Meetings of the Order of St. Francis were, from 1750, held at Medmenham Abbey (a former Cistercian abbey) and began with a black mass but this was only the prelude for a drinking binge and sexual orgy facilitated by prostitutes (usually dressed as nuns) hired (or coerced) for the evening, the real attraction for members like Bute. According to Daniel Mannix, Bute was a dedicated member, never missing a meeting.
As a member of the establishment Bute was not alone at Medmenham. Dashwood, an M.P. was Postmaster General and among other prominent members was John Wilkes, the Chancellor of the Exchequer (Dashwood had also served a turn in this post).
Another member was a poet called Charles Churchill. Unfortunately a familial connection with the Druid Winston is ruled out by Mannix who states in his erroneously entitled book about the Order The Hell Fire Club that Charles Churchill was not related to the family of the twentieth century prime minister.
It was the concentration of influential not to say ambitious political figures within the Order of St. Francis led to the club’s undoing.
Despite being ‘brothers’ at Medmenham, Wilkes (who was a Whig) and Bute were arch political enemies. In fact Wilkes’ most well-known campaign involved a series of newspaper articles criticising Bute and the King which landed him in court. Wilkes won the case and, having become associated with the popular mood, rode on a wave of mass support from which derived one of the most enduring political chants in British history; ‘Wilkes and Liberty’
Wilkes attempted to replace Bute as prime minister by leaking the secrets of the Franciscans, their satanic rituals and Bute’s participation.
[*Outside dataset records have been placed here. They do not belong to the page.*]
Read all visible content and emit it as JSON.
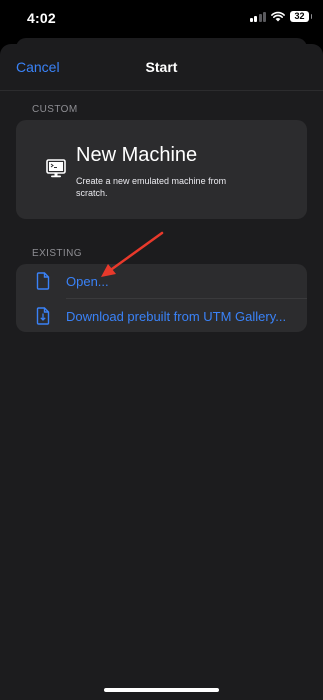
{
  "status_bar": {
    "time": "4:02",
    "battery": "32",
    "icons": [
      "signal-icon",
      "wifi-icon",
      "battery-icon"
    ]
  },
  "nav": {
    "cancel_label": "Cancel",
    "title": "Start"
  },
  "custom_section": {
    "header": "CUSTOM",
    "new_machine": {
      "title": "New Machine",
      "description": "Create a new emulated machine from scratch.",
      "icon": "monitor-icon"
    }
  },
  "existing_section": {
    "header": "EXISTING",
    "items": [
      {
        "label": "Open...",
        "icon": "document-icon"
      },
      {
        "label": "Download prebuilt from UTM Gallery...",
        "icon": "download-document-icon"
      }
    ]
  },
  "colors": {
    "accent": "#3a82f7",
    "background": "#000000",
    "sheet": "#1c1c1e",
    "card": "#2c2c2e",
    "annotation_arrow": "#e8392b"
  }
}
Wilkes was initially successful and Bute was forced out of office following street demonstrations against his misrule. From there on however Wilkes’ plan began to unravel as one by one all the members of the club were revealed including Wilkes himself. Dashwood’s enterprise went into a terminal decline despite valiant attempts by its founder to keep it going whilst Wilkes was forced into exile.
Bute continued to exert some influence in court circles and eventually died in 1792.
Apart from in the warped perceptions of evangelical Christians who view anything remotely new age (including Druidry) as Satanic, there is little to connect the Satanism of the Order of St. Francis with the Druids except for the rather embarrassing (for contemporary Druids) historical evidence that the ancient Druids practised human sacrifice, something Satanists are perennially accused of. There was however a significant over-lap in the membership of the Order of St. Francis and other Hell Fire Clubs of the time and Freemasonry. Dashwood and Wilkes were both Masons as were other famous ‘Franciscans’; the American Benjamin Franklin and the artist William Hogarth. It seems clear that the Hell Fire Clubs were born out of the same eighteenth century ‘club mania’ that fuelled the Druid revival and the institutionalisation of Freemasonry, through the creation of Grand Lodge, that we have already referred to.